◆ Data listing
--------------------------------------------------

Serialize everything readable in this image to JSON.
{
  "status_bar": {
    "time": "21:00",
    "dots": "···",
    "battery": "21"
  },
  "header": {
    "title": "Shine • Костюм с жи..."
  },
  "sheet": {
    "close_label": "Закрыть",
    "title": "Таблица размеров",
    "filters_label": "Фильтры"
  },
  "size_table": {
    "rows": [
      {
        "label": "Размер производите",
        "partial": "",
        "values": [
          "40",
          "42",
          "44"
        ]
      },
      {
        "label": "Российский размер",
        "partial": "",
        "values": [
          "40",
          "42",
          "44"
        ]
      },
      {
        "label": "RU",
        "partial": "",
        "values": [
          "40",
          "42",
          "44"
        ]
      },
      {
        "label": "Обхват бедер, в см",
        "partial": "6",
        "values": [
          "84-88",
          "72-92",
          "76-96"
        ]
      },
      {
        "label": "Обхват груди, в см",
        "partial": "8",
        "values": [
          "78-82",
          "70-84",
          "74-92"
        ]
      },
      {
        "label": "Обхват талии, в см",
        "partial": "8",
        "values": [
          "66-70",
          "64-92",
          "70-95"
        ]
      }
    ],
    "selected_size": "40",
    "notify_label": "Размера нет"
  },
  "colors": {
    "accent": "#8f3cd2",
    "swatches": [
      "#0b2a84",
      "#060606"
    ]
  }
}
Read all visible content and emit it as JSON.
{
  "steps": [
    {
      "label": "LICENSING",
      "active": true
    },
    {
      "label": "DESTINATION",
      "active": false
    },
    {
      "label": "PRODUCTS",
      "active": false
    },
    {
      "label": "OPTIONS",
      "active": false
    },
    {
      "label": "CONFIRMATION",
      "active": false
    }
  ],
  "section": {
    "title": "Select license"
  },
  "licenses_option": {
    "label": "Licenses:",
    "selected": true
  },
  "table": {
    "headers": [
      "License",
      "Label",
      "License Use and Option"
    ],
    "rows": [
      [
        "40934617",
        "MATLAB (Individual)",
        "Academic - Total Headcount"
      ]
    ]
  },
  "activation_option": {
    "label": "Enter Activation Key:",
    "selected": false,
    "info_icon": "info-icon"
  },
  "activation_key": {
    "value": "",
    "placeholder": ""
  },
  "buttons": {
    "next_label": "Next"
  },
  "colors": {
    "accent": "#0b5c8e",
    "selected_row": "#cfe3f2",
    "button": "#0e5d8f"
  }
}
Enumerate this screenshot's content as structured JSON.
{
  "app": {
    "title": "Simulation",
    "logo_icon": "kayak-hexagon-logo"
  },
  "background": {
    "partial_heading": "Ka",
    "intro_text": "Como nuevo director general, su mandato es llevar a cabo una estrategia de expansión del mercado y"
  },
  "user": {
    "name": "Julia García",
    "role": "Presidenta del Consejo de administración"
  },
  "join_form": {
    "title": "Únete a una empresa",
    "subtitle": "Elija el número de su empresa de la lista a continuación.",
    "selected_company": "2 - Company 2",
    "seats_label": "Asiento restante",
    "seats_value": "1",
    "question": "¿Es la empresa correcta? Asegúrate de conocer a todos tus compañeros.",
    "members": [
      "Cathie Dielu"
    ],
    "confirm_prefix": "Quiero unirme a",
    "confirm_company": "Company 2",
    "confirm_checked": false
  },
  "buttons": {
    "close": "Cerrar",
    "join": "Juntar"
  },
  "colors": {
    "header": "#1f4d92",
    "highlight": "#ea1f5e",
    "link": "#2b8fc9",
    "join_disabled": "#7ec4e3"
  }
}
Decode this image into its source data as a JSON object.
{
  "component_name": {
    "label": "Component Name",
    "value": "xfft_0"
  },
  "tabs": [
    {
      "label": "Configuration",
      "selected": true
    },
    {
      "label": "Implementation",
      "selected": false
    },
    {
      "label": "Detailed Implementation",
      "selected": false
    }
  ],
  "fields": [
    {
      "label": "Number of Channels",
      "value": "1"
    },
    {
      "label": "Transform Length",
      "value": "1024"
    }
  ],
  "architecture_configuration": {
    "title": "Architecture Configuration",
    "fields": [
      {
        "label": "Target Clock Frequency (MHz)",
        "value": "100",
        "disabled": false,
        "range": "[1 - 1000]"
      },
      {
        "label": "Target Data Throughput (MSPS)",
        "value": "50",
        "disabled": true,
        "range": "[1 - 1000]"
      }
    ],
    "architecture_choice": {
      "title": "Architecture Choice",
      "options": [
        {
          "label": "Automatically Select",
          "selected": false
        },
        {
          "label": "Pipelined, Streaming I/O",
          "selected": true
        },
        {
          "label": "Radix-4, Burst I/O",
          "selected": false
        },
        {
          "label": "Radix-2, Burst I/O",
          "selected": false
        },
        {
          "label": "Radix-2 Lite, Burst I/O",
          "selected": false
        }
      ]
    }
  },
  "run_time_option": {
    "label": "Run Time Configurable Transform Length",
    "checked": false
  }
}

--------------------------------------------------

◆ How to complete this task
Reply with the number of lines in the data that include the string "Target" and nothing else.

◆ Your response
2